Alternatively, Cable argues that she is entitled to an HLA blood test pursuant to Mastromatteo. In Mastromatteo, the Superior Court permitted a DNA blood test after an HLA blood grouping test without a showing that the HLA test was defective. The court held that because the DNA test would produce a more accurate determination of paternity, it constituted additional, more reliable evidence, and not merely duplicate evidence. Id. This case is not applicable here, however, because Cable failed to show that the HLA blood grouping test is a more dependable method of discovering paternity than the initial buccal swab DNA test. In fact, Dr. Harris testified that even if an HLA test included Anthou as the father, he would nevertheless conclude, based on the DNA tests, that Anthou was not the father. R.R. at 115a.
Accordingly, regardless of the method of acquiring samples for the initial paternity test, a trial court may not order a subsequent, duplicate test unless the proponent proves, by a preponderance of the evidence, that the latest test was defective, unreliable or inaccurate. DeAngelo.
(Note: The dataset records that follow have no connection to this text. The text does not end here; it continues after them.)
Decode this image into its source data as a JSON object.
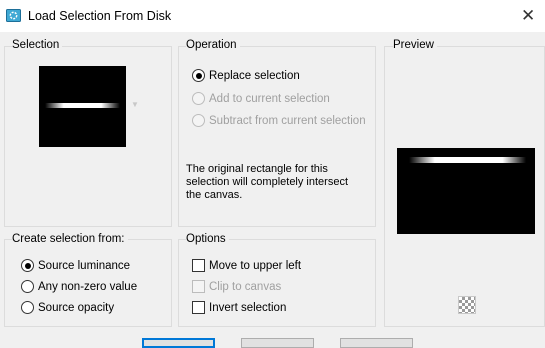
{
  "window": {
    "title": "Load Selection From Disk",
    "close_glyph": "✕",
    "icon": "selection-disk-icon"
  },
  "selection": {
    "heading": "Selection",
    "dropdown_glyph": "▼"
  },
  "operation": {
    "heading": "Operation",
    "options": [
      {
        "label": "Replace selection",
        "checked": true,
        "enabled": true
      },
      {
        "label": "Add to current selection",
        "checked": false,
        "enabled": false
      },
      {
        "label": "Subtract from current selection",
        "checked": false,
        "enabled": false
      }
    ],
    "description": "The original rectangle for this selection will completely intersect the canvas."
  },
  "preview": {
    "heading": "Preview"
  },
  "create_from": {
    "heading": "Create selection from:",
    "options": [
      {
        "label": "Source luminance",
        "checked": true
      },
      {
        "label": "Any non-zero value",
        "checked": false
      },
      {
        "label": "Source opacity",
        "checked": false
      }
    ]
  },
  "options": {
    "heading": "Options",
    "items": [
      {
        "label": "Move to upper left",
        "checked": false,
        "enabled": true
      },
      {
        "label": "Clip to canvas",
        "checked": false,
        "enabled": false
      },
      {
        "label": "Invert selection",
        "checked": false,
        "enabled": true
      }
    ]
  },
  "colors": {
    "accent": "#0078d7",
    "background": "#f0f0f0",
    "disabled_text": "#a0a0a0"
  }
}
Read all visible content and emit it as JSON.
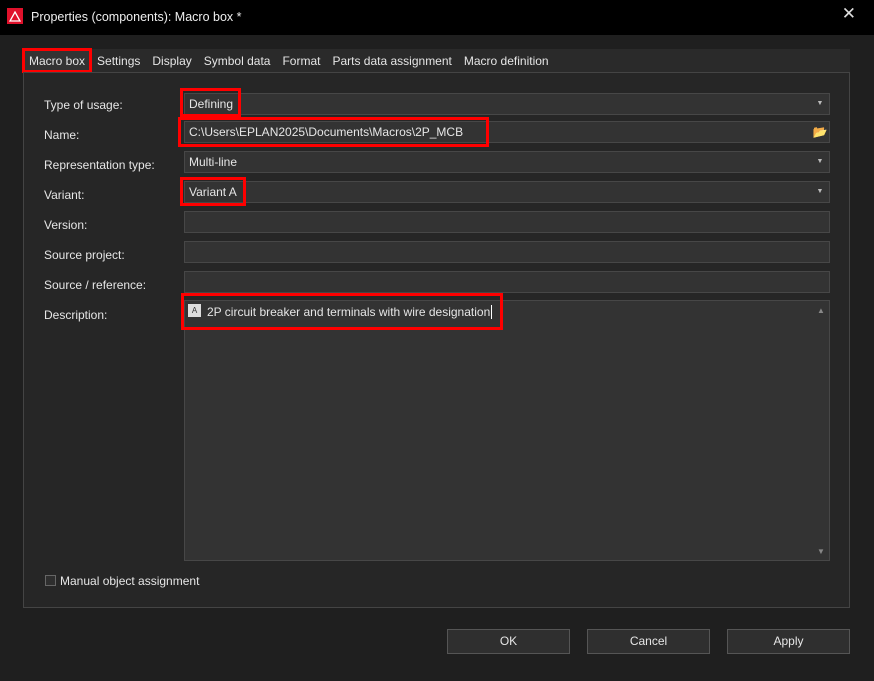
{
  "window": {
    "title": "Properties (components): Macro box *"
  },
  "tabs": [
    "Macro box",
    "Settings",
    "Display",
    "Symbol data",
    "Format",
    "Parts data assignment",
    "Macro definition"
  ],
  "form": {
    "type_of_usage": {
      "label": "Type of usage:",
      "value": "Defining"
    },
    "name": {
      "label": "Name:",
      "value": "C:\\Users\\EPLAN2025\\Documents\\Macros\\2P_MCB"
    },
    "representation_type": {
      "label": "Representation type:",
      "value": "Multi-line"
    },
    "variant": {
      "label": "Variant:",
      "value": "Variant A"
    },
    "version": {
      "label": "Version:",
      "value": ""
    },
    "source_project": {
      "label": "Source project:",
      "value": ""
    },
    "source_reference": {
      "label": "Source / reference:",
      "value": ""
    },
    "description": {
      "label": "Description:",
      "value": "2P circuit breaker and terminals with wire designation"
    },
    "manual_object_assignment": {
      "label": "Manual object assignment",
      "checked": false
    }
  },
  "buttons": {
    "ok": "OK",
    "cancel": "Cancel",
    "apply": "Apply"
  }
}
Cable failed to meet her burden of proof.
We affirm the Order of the Superior Court denying subsequent paternity testing and remanding for further proceedings consistent with this Opinion.